(Extracted records)

□ □ □ □ □ □ □

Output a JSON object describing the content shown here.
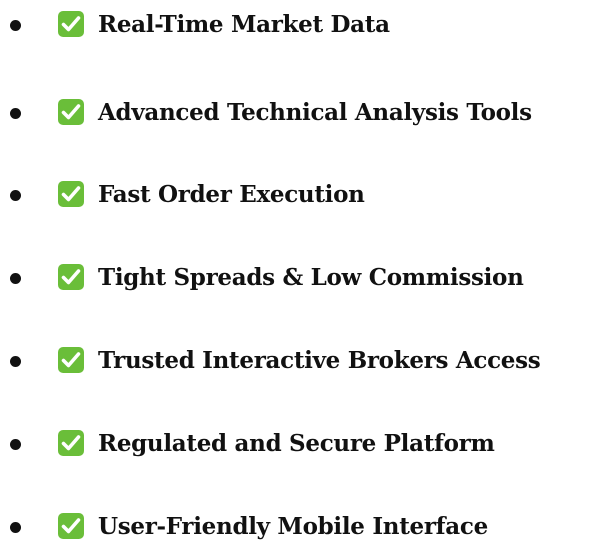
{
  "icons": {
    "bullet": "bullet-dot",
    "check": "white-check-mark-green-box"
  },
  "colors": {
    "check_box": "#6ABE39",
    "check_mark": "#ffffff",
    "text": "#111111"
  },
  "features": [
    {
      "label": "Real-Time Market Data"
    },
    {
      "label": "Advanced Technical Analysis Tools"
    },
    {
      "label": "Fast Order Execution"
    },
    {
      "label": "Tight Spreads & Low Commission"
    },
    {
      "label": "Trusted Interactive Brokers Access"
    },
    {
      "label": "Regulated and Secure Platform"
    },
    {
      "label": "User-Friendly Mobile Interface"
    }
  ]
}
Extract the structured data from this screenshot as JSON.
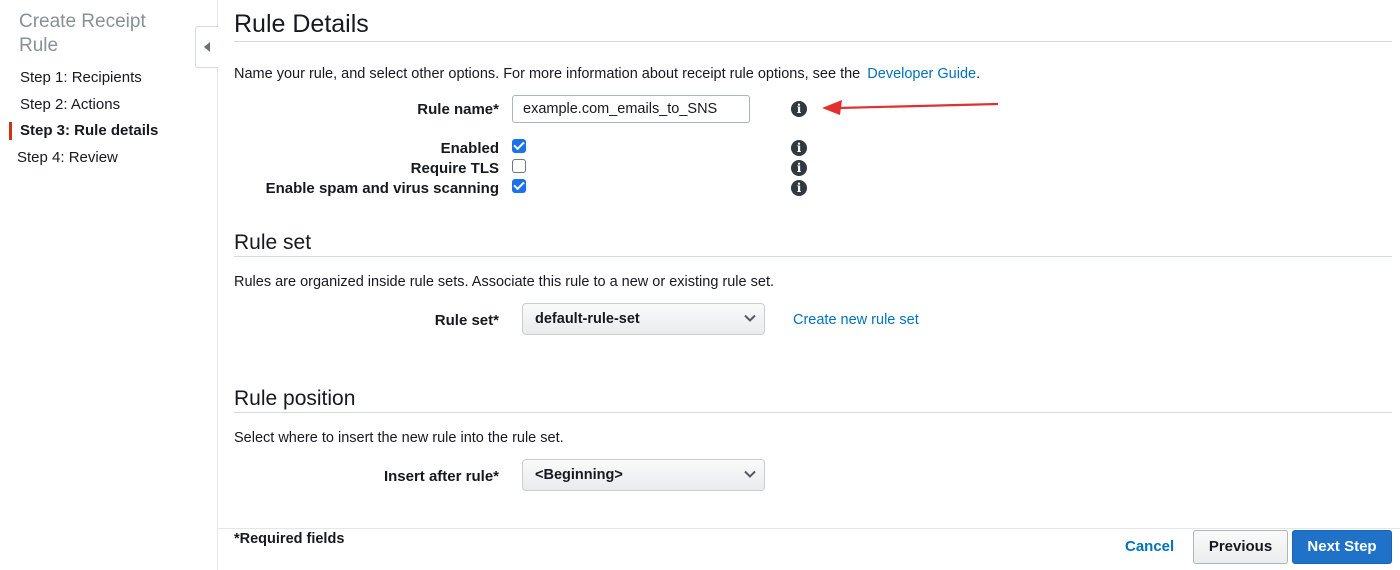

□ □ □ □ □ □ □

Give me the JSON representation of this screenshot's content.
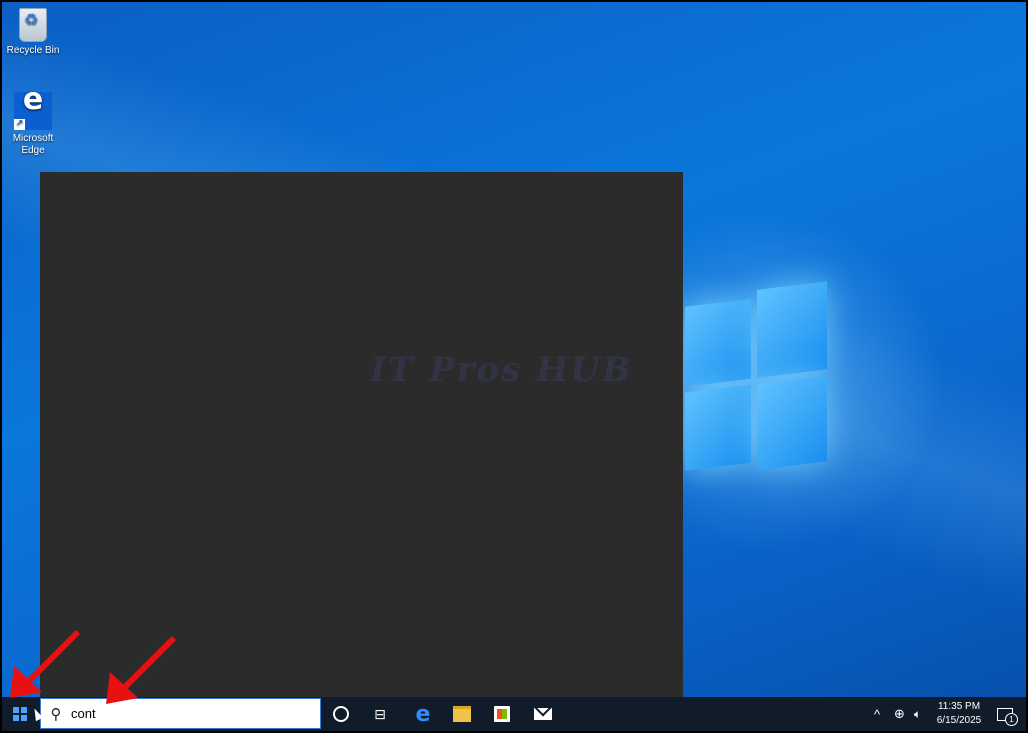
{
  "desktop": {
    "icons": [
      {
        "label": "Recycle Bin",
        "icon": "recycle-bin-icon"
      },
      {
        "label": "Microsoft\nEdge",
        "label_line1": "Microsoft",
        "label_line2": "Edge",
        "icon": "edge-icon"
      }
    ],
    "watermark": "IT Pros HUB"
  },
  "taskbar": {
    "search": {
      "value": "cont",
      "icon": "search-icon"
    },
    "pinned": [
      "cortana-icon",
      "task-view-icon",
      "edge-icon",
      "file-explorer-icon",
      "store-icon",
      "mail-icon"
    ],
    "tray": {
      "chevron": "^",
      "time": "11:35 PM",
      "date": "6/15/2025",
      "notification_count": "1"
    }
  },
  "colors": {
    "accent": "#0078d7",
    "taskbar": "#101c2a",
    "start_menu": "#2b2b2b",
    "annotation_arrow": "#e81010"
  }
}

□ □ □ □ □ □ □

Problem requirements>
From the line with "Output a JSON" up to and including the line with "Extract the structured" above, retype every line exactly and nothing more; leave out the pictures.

Finished exercise>
Output a JSON object describing the content shown here.
{
  "icons": {
    "bullet": "bullet-dot",
    "check": "white-check-mark-green-box"
  },
  "colors": {
    "check_box": "#6ABE39",
    "check_mark": "#ffffff",
    "text": "#111111"
  },
  "features": [
    {
      "label": "Real-Time Market Data"
    },
    {
      "label": "Advanced Technical Analysis Tools"
    },
    {
      "label": "Fast Order Execution"
    },
    {
      "label": "Tight Spreads & Low Commission"
    },
    {
      "label": "Trusted Interactive Brokers Access"
    },
    {
      "label": "Regulated and Secure Platform"
    },
    {
      "label": "User-Friendly Mobile Interface"
    }
  ]
}
Extract the structured data from this screenshot as JSON.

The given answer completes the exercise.